Assignment: Send back every record exactly.

[Entries from a dataset of interfaces]

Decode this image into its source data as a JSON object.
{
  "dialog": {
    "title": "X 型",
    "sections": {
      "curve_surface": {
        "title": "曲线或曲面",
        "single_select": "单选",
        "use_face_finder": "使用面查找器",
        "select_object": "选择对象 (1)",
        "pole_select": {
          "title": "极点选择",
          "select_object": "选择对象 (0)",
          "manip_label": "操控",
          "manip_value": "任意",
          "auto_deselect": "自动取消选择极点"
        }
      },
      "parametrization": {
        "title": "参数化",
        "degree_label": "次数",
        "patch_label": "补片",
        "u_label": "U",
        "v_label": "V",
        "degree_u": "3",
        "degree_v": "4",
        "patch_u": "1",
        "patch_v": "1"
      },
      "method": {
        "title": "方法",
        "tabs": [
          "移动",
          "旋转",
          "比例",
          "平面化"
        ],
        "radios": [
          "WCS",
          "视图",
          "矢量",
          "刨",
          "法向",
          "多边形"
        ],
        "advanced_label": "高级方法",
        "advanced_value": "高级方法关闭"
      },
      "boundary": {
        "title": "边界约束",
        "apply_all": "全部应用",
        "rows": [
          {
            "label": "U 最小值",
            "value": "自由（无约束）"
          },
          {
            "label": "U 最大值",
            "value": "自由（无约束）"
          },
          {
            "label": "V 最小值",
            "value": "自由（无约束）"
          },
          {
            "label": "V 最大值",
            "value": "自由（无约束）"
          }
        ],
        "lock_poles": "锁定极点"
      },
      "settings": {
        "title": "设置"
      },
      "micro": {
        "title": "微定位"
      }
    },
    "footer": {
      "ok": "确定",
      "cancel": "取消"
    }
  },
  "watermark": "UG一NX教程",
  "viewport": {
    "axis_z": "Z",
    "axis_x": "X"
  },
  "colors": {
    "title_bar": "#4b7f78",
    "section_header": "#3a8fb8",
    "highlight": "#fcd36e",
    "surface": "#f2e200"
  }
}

Written response:
Decode this image into its source data as a JSON object.
{
  "dialog": {
    "title": "X 型",
    "sections": {
      "curve_surface": {
        "title": "曲线或曲面",
        "single_select": "单选",
        "use_face_finder": "使用面查找器",
        "select_object": "选择对象 (1)",
        "pole_select": {
          "title": "极点选择",
          "select_object": "选择对象 (0)",
          "manip_label": "操控",
          "manip_value": "任意",
          "auto_deselect": "自动取消选择极点"
        }
      },
      "parametrization": {
        "title": "参数化",
        "degree_label": "次数",
        "patch_label": "补片",
        "u_label": "U",
        "v_label": "V",
        "degree_u": "3",
        "degree_v": "4",
        "patch_u": "1",
        "patch_v": "1"
      },
      "method": {
        "title": "方法",
        "tabs": [
          "移动",
          "旋转",
          "比例",
          "平面化"
        ],
        "radios": [
          "WCS",
          "视图",
          "矢量",
          "刨",
          "法向",
          "多边形"
        ],
        "advanced_label": "高级方法",
        "advanced_value": "高级方法关闭"
      },
      "boundary": {
        "title": "边界约束",
        "apply_all": "全部应用",
        "rows": [
          {
            "label": "U 最小值",
            "value": "自由（无约束）"
          },
          {
            "label": "U 最大值",
            "value": "自由（无约束）"
          },
          {
            "label": "V 最小值",
            "value": "自由（无约束）"
          },
          {
            "label": "V 最大值",
            "value": "自由（无约束）"
          }
        ],
        "lock_poles": "锁定极点"
      },
      "settings": {
        "title": "设置"
      },
      "micro": {
        "title": "微定位"
      }
    },
    "footer": {
      "ok": "确定",
      "cancel": "取消"
    }
  },
  "watermark": "UG一NX教程",
  "viewport": {
    "axis_z": "Z",
    "axis_x": "X"
  },
  "colors": {
    "title_bar": "#4b7f78",
    "section_header": "#3a8fb8",
    "highlight": "#fcd36e",
    "surface": "#f2e200"
  }
}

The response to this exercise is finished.